The original intended title for this post was “would you use up a roster spot on Babe Ruth today? I was interested in exploring how the players of the Ty Cobb through Ruth era, or even the players of my childhood in the sixties would physically compare to the players of today. I started thinking about it after my son, after watching part of a Twins game with me confessed that he had lost interest in baseball (I know – I’m a terrible father) because it didn’t look to him that baseball was evolving and improving in the way that his favorite sport basketball is. I tried to explain to him how wrong he was. How the hitters today are so strong that the pitchers need to go all out on every pitch because usually when they make the slightest mistake we see ball go far. How there are now in the bigs around a couple of dozen guys who throw about as hard as Nolan Ryan used to – and even for them if their control is too far from perfect they might be regarded as overall no better than average.

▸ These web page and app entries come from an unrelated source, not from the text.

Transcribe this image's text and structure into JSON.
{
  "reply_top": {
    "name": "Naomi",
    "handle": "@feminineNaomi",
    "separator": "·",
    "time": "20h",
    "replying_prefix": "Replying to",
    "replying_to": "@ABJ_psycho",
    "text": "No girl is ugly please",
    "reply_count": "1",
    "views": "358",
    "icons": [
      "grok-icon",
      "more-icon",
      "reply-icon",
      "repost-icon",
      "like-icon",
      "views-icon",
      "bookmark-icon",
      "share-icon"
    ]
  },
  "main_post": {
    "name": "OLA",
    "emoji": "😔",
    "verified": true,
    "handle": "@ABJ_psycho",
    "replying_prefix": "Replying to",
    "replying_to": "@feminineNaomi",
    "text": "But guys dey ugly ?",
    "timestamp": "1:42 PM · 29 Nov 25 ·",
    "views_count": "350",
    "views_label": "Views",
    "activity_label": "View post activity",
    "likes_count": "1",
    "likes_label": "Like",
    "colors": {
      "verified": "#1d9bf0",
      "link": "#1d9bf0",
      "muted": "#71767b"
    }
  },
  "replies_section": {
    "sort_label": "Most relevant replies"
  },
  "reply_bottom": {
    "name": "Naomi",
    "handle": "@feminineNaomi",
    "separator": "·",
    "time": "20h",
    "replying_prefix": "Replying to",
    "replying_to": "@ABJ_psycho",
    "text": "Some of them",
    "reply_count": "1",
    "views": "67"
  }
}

As I looked into it I discovered that the only fair question one can ask about the Bambino is what if around 1990 we had been able to bring into the world a cloned baby Bambino who was then brought up on protein shakes instead of hot dogs and was taught the importance of working out 18 times a week and whatever else the upper level employees of today’s sports entertainment industry are taught to do. He certainly wouldn’t have been as entertaining as the original Bambino but would he be breaking through in the bigs now? The question is too un answerable to bother with.
The answerable question is is baseball today being played at an athletically superior level than it was in the days of Ruth and Cobb, even Mays and Mantle. You betcha – vastly superior.
Mordecai “Three Finger” Brown won 239 games with a 2.06 ERA in 14 seasons between 1903 and 1916. Even Gator’s beloved Godzilla couldn’t get major league hitters out today with only three functional fingers on his pitching paw.
The average height and weight of Cleveland Indian Players was 5’9” – 174.4 lbs in 1923, 6’ – 187.1 in 1953, 6’2” – 194.9 in 1993, 6’1” – 207 in 2013. You might notice that the weight is going up faster than the height. This is attributable to increased muscle mass.
Comparisons with the 60’s are interesting because they are the first full decade of a fully ethnically integrated MLB
Willy Mays – 5’11” – 185 / Mike Trout 6’2” – 229.94
Harmon Killebrew 6’ – 195 / Miguel Sano 6’4” – 260 (word around here is that 260 was a few thousand cheeseburgers ago)
Most players didn’t start making enough money so that they could train during the off season instead of working a job until the advent of free agency in the 1970’s. Stan Musial sold Christmas trees during the off season.
The size, strength and speed of players in baseball, and I presume most other sports is marching upward and it’s fair to ask if a scrawny Mike Trout would be able rate a roster spot in 2060. 2040 yes – 2060 no?
That takes a lot of the fun out of things. There’s no way to compare Walter Johnsons career stats with Clayton Kershaw, Ty Cobb with Ricky Henderson. We can’t talk about who was the best all time at this or that without dismissing the fact that we’re putting physical reality aside.
Adding to that baseball analysis and much fan talk has become an ever growing swamp of statistical acronyms.
Does baseball, sports in general, our entire damn culture (see Trump, Donald) need to take a chill pill?
Am I just an old man who thinks the world is spinning too fast.